YOUR ASSIGNMENT:
Should a line below contain the word "selected", report it.

START SUPPLIED MATERIAL

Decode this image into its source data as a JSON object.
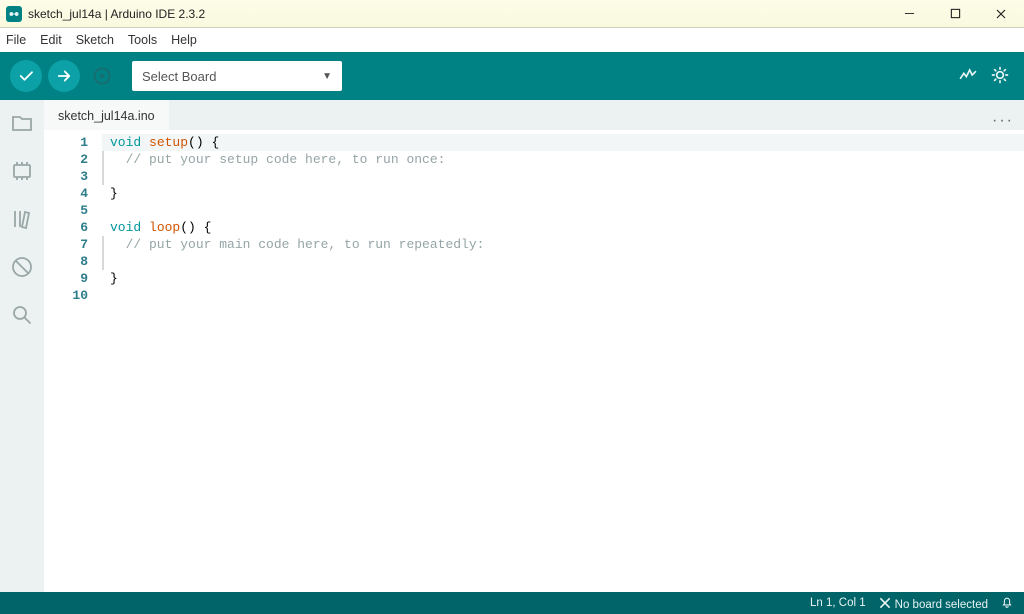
{
  "window": {
    "title": "sketch_jul14a | Arduino IDE 2.3.2"
  },
  "menu": {
    "file": "File",
    "edit": "Edit",
    "sketch": "Sketch",
    "tools": "Tools",
    "help": "Help"
  },
  "toolbar": {
    "board_placeholder": "Select Board"
  },
  "tabs": {
    "active": "sketch_jul14a.ino"
  },
  "code": {
    "line_count": 10,
    "lines": {
      "l1_kw": "void",
      "l1_fn": "setup",
      "l1_rest": "() {",
      "l2_cm": "  // put your setup code here, to run once:",
      "l3": "",
      "l4": "}",
      "l5": "",
      "l6_kw": "void",
      "l6_fn": "loop",
      "l6_rest": "() {",
      "l7_cm": "  // put your main code here, to run repeatedly:",
      "l8": "",
      "l9": "}",
      "l10": ""
    },
    "gutter": [
      "1",
      "2",
      "3",
      "4",
      "5",
      "6",
      "7",
      "8",
      "9",
      "10"
    ]
  },
  "status": {
    "cursor": "Ln 1, Col 1",
    "board": "No board selected"
  }
}
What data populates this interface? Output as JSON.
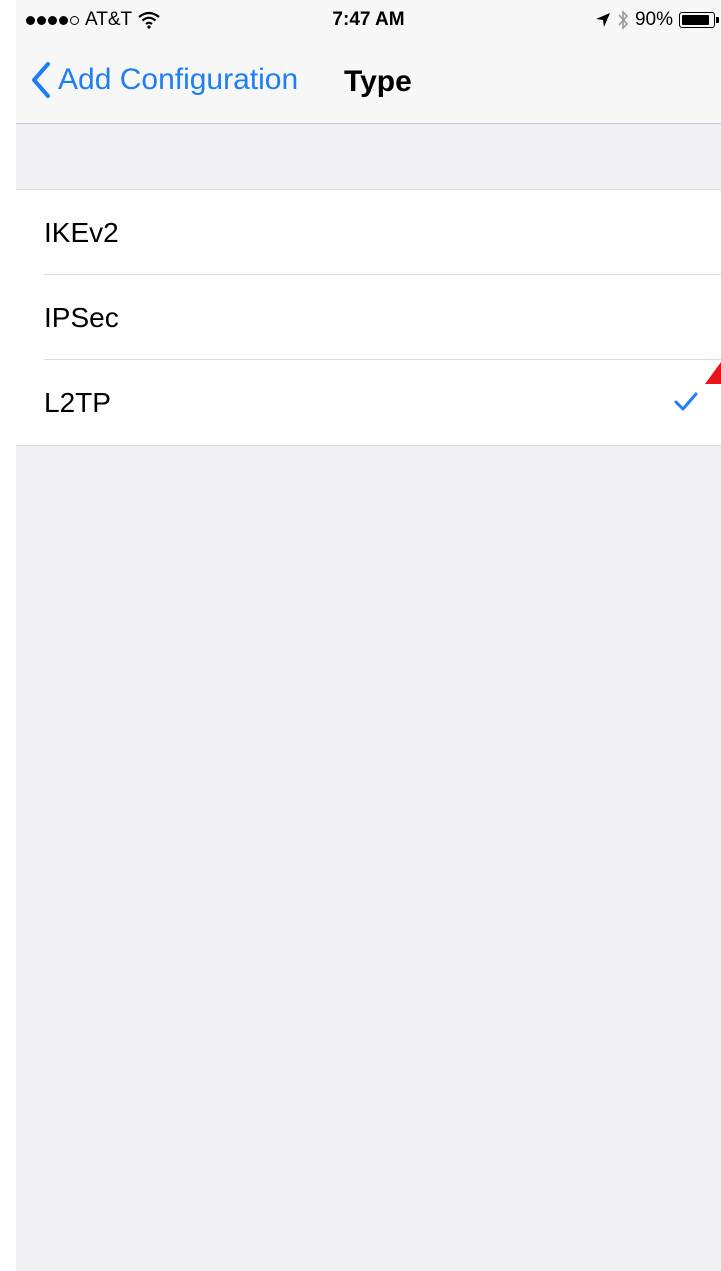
{
  "status_bar": {
    "carrier": "AT&T",
    "time": "7:47 AM",
    "battery_percent": "90%",
    "battery_level": 0.9,
    "signal_bars": 4,
    "signal_total": 5
  },
  "nav": {
    "back_label": "Add Configuration",
    "title": "Type"
  },
  "types": [
    {
      "label": "IKEv2",
      "selected": false
    },
    {
      "label": "IPSec",
      "selected": false
    },
    {
      "label": "L2TP",
      "selected": true
    }
  ],
  "colors": {
    "accent": "#1f7ef5",
    "background": "#efeff4",
    "annotation": "#e8141a"
  },
  "icons": {
    "back": "chevron-left-icon",
    "wifi": "wifi-icon",
    "location": "location-arrow-icon",
    "bluetooth": "bluetooth-icon",
    "battery": "battery-icon",
    "check": "checkmark-icon"
  }
}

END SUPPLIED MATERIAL

SOLVED EXERCISE:
    "board": "No board selected"
      "selected": false
      "selected": false
      "selected": true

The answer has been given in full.